> EXERCISE PROMPT
Look through the material below. Copy every line with the string "yared" in it.

> ENTRIES SUPPLIED
··········

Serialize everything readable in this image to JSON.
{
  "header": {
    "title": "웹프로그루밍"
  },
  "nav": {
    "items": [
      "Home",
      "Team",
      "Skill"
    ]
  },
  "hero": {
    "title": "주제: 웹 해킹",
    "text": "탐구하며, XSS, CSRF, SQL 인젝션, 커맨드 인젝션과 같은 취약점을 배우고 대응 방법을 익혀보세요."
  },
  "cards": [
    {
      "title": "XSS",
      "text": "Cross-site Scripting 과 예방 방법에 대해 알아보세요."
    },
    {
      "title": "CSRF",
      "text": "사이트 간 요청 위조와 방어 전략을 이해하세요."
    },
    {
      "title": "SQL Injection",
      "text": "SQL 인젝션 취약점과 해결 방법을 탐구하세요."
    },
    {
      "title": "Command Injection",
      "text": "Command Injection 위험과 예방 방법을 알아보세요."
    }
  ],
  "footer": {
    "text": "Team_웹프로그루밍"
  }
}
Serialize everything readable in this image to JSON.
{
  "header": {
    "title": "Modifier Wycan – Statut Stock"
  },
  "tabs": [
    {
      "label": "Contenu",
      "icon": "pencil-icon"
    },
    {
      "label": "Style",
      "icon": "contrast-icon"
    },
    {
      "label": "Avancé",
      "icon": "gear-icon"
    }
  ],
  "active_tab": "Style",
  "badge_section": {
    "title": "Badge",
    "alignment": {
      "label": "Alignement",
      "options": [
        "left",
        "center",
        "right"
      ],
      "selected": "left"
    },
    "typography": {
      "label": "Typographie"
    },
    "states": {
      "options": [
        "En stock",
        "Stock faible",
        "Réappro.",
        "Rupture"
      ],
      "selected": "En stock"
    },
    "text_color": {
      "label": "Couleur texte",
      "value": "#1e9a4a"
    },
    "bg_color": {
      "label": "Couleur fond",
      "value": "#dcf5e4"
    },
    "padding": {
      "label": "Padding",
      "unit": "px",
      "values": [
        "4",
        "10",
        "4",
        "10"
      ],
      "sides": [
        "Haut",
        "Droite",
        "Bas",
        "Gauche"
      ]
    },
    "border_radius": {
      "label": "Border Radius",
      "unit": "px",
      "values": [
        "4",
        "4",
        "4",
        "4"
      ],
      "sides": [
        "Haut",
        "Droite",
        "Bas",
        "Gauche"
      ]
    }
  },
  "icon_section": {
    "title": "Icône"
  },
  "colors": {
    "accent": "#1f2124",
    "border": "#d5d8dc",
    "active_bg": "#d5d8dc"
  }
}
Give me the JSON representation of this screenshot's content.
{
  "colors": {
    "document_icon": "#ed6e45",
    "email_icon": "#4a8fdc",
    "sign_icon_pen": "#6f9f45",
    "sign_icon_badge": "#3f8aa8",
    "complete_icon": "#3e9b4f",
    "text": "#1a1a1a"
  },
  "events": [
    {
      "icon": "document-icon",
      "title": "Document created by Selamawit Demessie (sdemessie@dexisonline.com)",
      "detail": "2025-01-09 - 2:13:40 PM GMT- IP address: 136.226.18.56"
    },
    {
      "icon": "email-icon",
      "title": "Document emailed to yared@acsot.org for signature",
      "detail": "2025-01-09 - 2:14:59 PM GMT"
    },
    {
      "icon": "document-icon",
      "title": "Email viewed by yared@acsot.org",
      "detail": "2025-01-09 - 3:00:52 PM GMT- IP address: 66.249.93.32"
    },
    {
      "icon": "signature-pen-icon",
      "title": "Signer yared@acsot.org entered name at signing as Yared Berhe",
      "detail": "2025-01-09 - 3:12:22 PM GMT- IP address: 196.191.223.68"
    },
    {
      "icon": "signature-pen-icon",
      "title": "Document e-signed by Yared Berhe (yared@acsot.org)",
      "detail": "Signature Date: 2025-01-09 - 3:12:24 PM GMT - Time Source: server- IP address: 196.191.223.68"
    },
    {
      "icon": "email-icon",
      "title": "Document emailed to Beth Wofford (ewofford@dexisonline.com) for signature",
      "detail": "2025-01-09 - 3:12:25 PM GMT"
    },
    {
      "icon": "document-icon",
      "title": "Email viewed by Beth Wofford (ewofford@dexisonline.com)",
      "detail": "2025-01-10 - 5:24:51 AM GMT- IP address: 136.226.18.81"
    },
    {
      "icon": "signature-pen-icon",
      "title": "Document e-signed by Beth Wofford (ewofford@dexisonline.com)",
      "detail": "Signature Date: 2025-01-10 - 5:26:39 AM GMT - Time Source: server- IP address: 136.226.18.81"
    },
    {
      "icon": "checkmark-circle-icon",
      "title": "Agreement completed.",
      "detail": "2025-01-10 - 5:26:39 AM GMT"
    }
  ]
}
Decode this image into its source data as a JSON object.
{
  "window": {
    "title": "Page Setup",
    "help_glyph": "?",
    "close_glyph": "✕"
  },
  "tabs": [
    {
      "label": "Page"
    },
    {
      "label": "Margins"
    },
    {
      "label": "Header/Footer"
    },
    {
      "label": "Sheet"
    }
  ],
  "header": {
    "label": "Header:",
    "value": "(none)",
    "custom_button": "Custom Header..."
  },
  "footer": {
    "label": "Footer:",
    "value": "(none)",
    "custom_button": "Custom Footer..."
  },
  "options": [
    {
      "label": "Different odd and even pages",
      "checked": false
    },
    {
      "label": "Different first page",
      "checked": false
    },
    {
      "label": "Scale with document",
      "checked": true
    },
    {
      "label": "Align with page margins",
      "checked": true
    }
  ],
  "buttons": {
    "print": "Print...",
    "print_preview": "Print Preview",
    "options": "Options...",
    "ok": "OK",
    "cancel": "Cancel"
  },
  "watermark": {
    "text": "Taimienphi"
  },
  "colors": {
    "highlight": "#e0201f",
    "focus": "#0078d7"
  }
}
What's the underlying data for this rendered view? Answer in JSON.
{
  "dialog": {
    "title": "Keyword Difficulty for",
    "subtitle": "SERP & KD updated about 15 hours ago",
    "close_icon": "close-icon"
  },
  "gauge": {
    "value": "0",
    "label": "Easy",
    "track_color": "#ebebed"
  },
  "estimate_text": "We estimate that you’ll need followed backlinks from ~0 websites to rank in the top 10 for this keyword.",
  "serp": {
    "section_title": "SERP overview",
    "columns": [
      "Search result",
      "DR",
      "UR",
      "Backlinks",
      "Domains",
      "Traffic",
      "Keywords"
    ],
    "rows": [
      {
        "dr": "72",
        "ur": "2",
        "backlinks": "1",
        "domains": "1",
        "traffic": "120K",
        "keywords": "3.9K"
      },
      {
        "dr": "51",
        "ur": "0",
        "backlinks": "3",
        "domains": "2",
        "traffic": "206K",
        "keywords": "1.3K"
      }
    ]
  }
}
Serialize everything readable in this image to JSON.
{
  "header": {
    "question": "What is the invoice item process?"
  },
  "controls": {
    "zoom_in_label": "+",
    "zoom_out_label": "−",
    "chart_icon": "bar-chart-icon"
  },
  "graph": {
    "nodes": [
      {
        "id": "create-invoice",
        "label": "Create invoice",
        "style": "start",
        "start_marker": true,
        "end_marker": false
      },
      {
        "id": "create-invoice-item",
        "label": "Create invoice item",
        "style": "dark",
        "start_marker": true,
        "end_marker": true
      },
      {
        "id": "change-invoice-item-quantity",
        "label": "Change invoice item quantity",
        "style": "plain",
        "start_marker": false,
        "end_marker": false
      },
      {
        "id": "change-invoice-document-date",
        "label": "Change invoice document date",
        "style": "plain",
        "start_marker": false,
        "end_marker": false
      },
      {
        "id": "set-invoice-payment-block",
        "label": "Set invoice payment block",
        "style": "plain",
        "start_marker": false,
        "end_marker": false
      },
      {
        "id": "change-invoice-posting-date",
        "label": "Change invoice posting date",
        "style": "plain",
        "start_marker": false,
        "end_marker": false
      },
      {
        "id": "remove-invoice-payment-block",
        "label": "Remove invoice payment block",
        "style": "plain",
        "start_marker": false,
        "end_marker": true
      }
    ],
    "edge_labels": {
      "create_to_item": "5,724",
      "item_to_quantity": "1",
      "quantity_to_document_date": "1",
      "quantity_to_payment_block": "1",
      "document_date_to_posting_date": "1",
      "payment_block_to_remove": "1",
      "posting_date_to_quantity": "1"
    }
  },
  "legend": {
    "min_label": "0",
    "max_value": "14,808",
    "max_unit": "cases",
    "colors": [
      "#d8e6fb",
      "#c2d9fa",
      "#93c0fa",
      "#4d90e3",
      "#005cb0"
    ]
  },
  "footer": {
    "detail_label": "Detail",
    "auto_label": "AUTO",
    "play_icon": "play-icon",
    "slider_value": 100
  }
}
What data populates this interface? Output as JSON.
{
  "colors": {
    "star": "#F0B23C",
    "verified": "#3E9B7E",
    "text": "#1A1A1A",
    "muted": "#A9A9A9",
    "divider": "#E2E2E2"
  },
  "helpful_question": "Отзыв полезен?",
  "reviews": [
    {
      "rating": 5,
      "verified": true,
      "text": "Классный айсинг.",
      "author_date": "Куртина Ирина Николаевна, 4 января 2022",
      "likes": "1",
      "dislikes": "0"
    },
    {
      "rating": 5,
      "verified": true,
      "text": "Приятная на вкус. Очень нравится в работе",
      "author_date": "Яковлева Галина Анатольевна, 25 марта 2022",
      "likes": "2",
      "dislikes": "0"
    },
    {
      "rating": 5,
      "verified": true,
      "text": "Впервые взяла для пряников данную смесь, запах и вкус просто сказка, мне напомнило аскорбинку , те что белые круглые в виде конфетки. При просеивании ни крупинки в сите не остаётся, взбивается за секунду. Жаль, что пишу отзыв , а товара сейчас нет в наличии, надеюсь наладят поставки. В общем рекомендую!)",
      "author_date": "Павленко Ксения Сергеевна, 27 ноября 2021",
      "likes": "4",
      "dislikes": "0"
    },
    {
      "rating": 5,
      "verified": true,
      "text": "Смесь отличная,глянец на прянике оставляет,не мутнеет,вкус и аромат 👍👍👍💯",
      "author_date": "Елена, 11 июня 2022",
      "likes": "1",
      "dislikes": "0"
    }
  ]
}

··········

> COMPLETED TASK
      "title": "Document emailed to yared@acsot.org for signature",
      "title": "Email viewed by yared@acsot.org",
      "title": "Signer yared@acsot.org entered name at signing as Yared Berhe",
      "title": "Document e-signed by Yared Berhe (yared@acsot.org)",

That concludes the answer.